Interface dataset entries
__________________________________________________
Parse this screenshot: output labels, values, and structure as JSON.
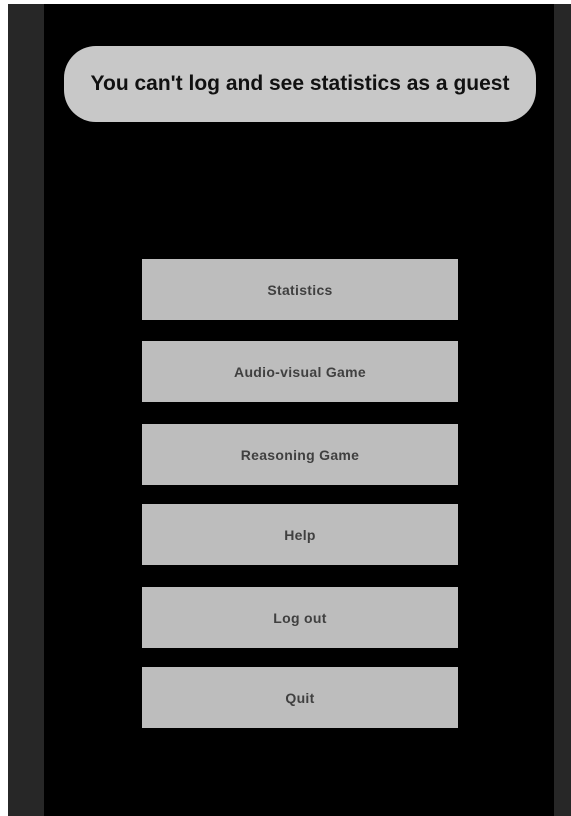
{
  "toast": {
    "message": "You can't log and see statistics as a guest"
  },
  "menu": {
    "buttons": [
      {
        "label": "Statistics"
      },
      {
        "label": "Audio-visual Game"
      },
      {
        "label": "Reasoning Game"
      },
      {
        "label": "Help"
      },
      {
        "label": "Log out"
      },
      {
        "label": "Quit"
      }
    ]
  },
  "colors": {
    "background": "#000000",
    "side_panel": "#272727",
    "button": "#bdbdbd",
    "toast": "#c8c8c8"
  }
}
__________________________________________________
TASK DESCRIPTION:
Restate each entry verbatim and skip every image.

ANSWER SECTION:
Parse this screenshot: output labels, values, and structure as JSON.
{
  "toast": {
    "message": "You can't log and see statistics as a guest"
  },
  "menu": {
    "buttons": [
      {
        "label": "Statistics"
      },
      {
        "label": "Audio-visual Game"
      },
      {
        "label": "Reasoning Game"
      },
      {
        "label": "Help"
      },
      {
        "label": "Log out"
      },
      {
        "label": "Quit"
      }
    ]
  },
  "colors": {
    "background": "#000000",
    "side_panel": "#272727",
    "button": "#bdbdbd",
    "toast": "#c8c8c8"
  }
}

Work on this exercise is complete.